The exhibition "Phantoms of the Night. 100 Years of Nosferatu" at the Sammlung Scharf-Gerstenberg in Berlin is cooperating with the German Red Cross to offer blood donations to visitors to the vampire classic retrospective, where all blood donors will receive free admission.

The donations will happen monthly from December 21, which is the winter solstice and the darkest day of the year.

The next Red Cross-administered donation day happens on January 12, 2023, with further days to be announced during the next four months of the exhibition. The event will run through April 23. 

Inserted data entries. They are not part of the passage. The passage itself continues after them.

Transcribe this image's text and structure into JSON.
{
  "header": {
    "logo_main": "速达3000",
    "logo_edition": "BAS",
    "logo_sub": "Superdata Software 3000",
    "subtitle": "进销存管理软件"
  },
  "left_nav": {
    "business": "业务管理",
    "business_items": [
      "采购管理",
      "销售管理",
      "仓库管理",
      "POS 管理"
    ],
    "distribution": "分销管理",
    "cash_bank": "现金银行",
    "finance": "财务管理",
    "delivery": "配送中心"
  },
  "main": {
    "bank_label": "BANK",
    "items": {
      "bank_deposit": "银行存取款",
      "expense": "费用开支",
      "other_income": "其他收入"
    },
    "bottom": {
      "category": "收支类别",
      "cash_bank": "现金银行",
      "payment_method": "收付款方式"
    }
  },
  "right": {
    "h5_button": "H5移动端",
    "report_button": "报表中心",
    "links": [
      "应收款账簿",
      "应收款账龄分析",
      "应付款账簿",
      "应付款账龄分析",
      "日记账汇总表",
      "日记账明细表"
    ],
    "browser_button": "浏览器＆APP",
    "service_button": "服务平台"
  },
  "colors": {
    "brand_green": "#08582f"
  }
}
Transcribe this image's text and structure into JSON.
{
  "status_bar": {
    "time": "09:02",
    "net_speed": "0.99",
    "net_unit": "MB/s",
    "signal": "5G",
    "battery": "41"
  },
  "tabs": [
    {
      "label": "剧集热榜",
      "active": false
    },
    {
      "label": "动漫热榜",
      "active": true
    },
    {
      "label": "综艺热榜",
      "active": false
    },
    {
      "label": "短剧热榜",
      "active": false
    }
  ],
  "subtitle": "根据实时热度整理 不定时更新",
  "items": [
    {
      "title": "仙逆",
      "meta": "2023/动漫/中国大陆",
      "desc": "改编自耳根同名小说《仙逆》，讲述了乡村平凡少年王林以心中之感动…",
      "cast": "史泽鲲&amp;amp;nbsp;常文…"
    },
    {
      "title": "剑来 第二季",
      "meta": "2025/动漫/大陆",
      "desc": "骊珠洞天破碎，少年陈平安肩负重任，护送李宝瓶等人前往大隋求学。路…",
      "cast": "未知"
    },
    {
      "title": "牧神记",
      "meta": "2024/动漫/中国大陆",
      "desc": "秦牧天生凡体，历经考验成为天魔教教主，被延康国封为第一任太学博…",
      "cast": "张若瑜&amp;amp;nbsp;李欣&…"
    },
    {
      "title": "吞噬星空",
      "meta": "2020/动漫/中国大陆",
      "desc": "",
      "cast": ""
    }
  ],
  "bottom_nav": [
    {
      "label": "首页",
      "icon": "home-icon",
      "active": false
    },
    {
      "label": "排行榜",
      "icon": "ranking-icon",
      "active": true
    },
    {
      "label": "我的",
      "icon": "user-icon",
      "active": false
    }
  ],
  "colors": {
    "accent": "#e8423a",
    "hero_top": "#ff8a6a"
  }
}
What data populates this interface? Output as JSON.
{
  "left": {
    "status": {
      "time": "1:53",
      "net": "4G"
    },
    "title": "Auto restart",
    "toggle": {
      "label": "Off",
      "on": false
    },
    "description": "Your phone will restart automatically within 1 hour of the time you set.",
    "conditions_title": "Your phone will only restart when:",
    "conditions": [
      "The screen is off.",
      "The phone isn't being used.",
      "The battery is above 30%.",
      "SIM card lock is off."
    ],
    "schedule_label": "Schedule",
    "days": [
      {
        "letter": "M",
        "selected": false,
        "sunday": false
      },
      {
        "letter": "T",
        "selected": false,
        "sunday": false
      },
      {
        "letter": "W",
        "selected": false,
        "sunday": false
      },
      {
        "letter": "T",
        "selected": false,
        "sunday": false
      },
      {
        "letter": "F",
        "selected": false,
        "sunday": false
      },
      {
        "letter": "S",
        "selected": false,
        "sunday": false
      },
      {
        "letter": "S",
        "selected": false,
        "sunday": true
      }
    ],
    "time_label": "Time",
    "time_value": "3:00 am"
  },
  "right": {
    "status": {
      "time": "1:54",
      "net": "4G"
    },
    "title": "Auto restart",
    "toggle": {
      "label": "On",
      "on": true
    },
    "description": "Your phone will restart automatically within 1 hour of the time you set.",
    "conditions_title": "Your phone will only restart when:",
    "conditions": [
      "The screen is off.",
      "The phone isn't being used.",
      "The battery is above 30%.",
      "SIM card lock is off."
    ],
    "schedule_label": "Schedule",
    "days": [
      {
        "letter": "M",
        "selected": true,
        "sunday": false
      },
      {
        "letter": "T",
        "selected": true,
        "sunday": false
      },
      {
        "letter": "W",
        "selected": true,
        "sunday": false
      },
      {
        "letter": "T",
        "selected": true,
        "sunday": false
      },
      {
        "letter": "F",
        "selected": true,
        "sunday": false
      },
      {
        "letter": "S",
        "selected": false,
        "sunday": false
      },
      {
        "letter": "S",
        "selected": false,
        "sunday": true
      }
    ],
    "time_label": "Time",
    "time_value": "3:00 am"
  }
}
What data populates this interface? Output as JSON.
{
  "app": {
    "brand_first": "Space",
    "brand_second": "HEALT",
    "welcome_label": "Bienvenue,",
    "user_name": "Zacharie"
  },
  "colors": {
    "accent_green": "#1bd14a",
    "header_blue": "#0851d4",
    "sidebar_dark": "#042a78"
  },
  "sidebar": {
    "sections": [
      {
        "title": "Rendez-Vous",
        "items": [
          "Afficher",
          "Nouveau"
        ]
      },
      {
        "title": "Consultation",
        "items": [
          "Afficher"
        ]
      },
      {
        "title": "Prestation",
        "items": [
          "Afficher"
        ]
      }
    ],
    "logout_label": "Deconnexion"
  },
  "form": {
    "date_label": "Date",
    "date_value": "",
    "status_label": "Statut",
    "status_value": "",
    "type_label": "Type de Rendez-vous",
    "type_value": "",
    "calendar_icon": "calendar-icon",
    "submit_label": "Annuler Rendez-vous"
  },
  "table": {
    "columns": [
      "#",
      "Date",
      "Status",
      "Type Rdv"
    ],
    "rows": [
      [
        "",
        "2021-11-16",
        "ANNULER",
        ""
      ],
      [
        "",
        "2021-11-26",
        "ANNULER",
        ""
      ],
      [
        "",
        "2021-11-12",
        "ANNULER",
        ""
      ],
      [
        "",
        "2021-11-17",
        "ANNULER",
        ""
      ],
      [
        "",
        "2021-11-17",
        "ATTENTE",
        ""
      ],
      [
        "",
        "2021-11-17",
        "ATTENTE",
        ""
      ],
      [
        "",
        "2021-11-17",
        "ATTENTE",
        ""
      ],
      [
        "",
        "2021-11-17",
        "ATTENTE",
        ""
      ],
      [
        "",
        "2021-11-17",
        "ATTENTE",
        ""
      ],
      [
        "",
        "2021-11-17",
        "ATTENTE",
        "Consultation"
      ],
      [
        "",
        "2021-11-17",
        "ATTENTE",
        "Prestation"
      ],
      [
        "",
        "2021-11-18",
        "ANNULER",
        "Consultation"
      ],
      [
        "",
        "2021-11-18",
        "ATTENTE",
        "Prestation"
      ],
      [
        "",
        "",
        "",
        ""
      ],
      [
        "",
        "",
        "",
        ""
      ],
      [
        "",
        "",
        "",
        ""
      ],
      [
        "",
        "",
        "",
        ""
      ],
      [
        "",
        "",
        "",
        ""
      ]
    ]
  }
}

Celebrating a blood-sucking masterpiece

A hundred years ago, the silent expressionist horror film "Nosferatu: A Symphony of Horror" premiered in Berlin at the Marble Hall at the Berlin Zoo. Borrowing heavily from Bram Stoker's "Dracula," the film, directed by Friedrich Wilhelm Murnau, altered details such as character names to avoid copyright infringement.

Why vampire stories simply won't go away

Despite these changes, a court ruling ordered all copies of the film to be destroyed. However, some replicas survived and the film is now regarded as a masterpiece of cinema.

In the film, the vampire Nosferatu stows away on a ship and brings plague and death to a port city. Only the blood of a girl can stop him. But as the young woman sacrifices herself and he sets upon her, he forgets that morning has arrived, and the sunlight dissolves him into smoke.

Countless vampire films and stories have followed this pattern — and the fascination with the bloodsucker continues to this day.

The vampire classic was most famously reprised in the 1979 remake by director Werner Herzog and was called "Nosferatu: Phantom of the Night," with Klaus Kinski in the title role. In an episode of the TV animation series, "The Simpsons," the evil boss, Mr Burns, transforms into the Nosferatu character and is described by Lisa as "the walking undead" and "Das Wampyr!"

A man playing Dracula readies to suck the blood of a sleeping woman
The 1931 film 'Dracula' follows the classic 'Nosferatu' vampire formulaImage: United Archives/picture alliance

Nosferatu's artistic legacy

The Berlin exhibition "Phantoms of the Night. 100 Years of Nosferatu" focuses on the German silent film's impact on the visual arts.

In the 1920s, artists like Andre Breton considered "Nosferatu" a key surrealist work. Its aesthetics were played out in the sketches for the set design, for example.

"[These] include motifs that call to mind etchings by Francisco de Goya, German Romanticism, and tropes from the fantastical art and literature of the early 20th century," write the curators.

In the Berlin exhibition, the images are juxtaposed with drawings, prints and paintings by artists such as Alfred Kubin, Francisco de Goya or Caspar David Friedrich.

One image featured is by Czech graphic artist Frantisek Kobliha, who, inspired by Edgar Allan Poe's nightmarish stories, created a series of eerie etchings at the time.

Now, potential visitors to the show can get further into the demonic spirit by simply paying with their blood.

While you're here: Every Tuesday, DW editors round up what is happening in German politics and society. You can sign up here for the weekly email newsletter Berlin Briefing.

Stuart Braun | DW Reporter
Stuart Braun Berlin-based journalist with a focus on climate and culture.